Recently, while some Western nations have been planning military maneuvers in Bosnia while covertly arming the Croats and Muslims, Greece has been working with the government of Iran to try to bring the warring parties to the negotiating table. She was also primarily responsible for diffusing a potentially explosive situation and brokering the release of U.N. hostages held by Serbs. Furthermore, Greece has refused to place peace-keeping troops in Bosnia, arguing that troops from the Balkans would be a destabilizing force.
No such considerations restrained Turkey. At the first opportunity Turkey placed its troops into Bosnia in an openly provocative move and has repeatedly called for the end of the arms embargo to the former Yugoslavia. Turkey has had no historical or geopolitical interests in the ex-Yugoslav region since the dissolution of the Ottoman Empire, particularly since the area was frozen and dissected from any such real or imagined interests upon the dropping of the Iron Curtain. Neither is there a Turkish ethnic minority in the region to justify Turkish involvement. Turkey's feigned concern over "Moslem brethren" in Bosnia, Kosovo and Albania clearly serves as a pretext for expanding its role in the region and extending its sphere of influence over an area it has had absolutely no justifiable interests in. This move fits squarely within the leadership's rhetoric of a revival of the Ottoman Empire, as do Turkey's baseless claims over Aegean Greece and northern Iraq and its continuing occupation of Cyprus. What may be the ultimate irony of Turkey's involvement in the region is, just as Britain's selfish colonialism has continued to reverberate as the source of countless tragedies in the Middle East, India and Africa, the Turks' nightmarish 500-year tyranny over the Balkan peoples is the very wellspring of the savage bloodthirst and fanaticism which has come to characterize the region.

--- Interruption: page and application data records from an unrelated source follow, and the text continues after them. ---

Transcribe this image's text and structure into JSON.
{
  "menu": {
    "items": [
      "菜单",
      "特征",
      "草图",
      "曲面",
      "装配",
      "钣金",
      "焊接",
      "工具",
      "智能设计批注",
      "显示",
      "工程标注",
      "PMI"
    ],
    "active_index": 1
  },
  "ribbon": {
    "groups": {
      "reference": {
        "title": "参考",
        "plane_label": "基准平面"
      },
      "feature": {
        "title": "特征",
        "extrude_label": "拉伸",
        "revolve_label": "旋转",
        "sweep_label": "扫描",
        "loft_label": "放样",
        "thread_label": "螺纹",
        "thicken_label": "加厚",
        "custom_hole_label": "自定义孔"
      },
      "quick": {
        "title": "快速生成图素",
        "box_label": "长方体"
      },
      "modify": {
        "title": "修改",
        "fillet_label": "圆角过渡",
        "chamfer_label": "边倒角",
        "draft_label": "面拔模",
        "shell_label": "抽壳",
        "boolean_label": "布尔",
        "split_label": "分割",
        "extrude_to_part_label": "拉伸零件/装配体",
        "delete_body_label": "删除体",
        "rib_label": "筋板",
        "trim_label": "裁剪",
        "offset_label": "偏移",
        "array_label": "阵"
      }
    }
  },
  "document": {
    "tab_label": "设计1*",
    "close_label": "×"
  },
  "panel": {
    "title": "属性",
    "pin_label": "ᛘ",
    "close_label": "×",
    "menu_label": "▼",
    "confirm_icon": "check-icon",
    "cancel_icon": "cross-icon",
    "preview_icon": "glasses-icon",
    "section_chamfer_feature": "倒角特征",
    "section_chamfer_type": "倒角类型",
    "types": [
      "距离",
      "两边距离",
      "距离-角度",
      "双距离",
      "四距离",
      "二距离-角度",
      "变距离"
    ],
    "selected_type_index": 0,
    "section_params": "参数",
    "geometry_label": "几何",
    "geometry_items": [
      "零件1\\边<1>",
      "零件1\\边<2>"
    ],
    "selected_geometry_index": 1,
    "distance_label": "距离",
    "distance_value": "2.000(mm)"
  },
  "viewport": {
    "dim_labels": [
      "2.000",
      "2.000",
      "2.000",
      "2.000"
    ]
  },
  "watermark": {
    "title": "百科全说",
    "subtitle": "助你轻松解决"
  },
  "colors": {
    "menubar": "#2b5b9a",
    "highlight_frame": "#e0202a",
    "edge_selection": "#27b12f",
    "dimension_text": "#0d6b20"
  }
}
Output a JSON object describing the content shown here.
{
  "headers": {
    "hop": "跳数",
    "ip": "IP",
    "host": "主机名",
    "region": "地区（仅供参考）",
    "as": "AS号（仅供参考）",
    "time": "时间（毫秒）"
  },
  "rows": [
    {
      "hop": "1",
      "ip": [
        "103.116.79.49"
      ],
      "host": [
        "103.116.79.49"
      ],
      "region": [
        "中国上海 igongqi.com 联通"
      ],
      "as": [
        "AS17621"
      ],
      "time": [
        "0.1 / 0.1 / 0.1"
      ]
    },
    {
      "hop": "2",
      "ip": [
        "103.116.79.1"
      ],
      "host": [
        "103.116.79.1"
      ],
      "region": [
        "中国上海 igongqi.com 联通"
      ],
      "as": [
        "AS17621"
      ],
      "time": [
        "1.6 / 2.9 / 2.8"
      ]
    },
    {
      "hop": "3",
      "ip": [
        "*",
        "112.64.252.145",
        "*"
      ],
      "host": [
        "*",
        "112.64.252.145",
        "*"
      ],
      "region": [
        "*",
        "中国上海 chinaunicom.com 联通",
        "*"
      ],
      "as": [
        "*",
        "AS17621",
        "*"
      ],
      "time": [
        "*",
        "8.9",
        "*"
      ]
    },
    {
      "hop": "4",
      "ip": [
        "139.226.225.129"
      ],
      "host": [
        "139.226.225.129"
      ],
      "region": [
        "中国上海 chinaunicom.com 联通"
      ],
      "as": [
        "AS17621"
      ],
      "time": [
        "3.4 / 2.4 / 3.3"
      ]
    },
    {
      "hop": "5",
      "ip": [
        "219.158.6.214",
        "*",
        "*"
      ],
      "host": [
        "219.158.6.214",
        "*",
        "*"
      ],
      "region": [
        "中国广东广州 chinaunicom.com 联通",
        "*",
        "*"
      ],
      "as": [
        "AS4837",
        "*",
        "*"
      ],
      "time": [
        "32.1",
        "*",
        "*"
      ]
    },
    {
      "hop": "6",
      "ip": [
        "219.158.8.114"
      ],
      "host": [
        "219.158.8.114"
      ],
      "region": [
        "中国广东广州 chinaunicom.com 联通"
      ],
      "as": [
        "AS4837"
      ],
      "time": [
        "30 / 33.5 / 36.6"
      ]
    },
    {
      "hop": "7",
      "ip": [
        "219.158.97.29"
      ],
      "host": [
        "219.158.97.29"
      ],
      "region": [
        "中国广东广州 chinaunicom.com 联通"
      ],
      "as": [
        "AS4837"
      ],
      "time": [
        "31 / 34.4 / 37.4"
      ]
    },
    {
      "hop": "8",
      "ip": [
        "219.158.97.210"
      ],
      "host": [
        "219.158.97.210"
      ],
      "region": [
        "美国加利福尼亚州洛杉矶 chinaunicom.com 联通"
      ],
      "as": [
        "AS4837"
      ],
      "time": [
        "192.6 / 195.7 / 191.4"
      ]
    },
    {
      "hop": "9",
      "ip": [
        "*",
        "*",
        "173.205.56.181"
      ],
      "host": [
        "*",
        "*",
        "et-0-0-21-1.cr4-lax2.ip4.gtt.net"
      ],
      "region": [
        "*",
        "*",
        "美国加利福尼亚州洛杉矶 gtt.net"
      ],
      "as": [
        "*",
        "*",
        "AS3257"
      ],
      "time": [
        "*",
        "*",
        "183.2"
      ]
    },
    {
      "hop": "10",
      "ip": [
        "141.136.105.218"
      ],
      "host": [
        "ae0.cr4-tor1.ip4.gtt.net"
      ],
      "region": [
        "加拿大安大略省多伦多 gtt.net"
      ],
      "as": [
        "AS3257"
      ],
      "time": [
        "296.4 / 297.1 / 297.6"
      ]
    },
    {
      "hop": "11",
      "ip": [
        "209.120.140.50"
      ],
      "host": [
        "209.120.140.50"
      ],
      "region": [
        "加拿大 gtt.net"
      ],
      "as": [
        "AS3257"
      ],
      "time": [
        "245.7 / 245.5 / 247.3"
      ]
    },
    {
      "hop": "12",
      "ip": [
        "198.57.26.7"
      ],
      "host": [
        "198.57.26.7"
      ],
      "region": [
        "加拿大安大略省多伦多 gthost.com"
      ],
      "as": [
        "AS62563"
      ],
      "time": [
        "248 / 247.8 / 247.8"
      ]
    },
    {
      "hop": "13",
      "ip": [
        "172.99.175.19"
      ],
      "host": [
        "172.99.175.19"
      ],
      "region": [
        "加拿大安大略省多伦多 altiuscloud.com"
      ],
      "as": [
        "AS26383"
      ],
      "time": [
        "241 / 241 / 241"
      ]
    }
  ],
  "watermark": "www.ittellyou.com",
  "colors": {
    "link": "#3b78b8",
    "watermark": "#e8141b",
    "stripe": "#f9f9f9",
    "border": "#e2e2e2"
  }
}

Lumping democratic EEU and NATO stalwart Greece in with Bulgaria, Albania, Turkey or any of the other countries in the Balkan region may appear geographically convenient -- and may simplify the plot for an American public weaned on sound bites and simplistic bottom lines -- but it encourages a gross misrepresentation of the geopolitical realities and dynamics of the area. If anything, Greece is a country that is working to establish in its neighborhood a future without bloodshed. With more support from the Western powers she may be able to help stop the march towards another world war, and change the ending to this drama after all.
Very truly yours,Leo E. Argiris, P.E.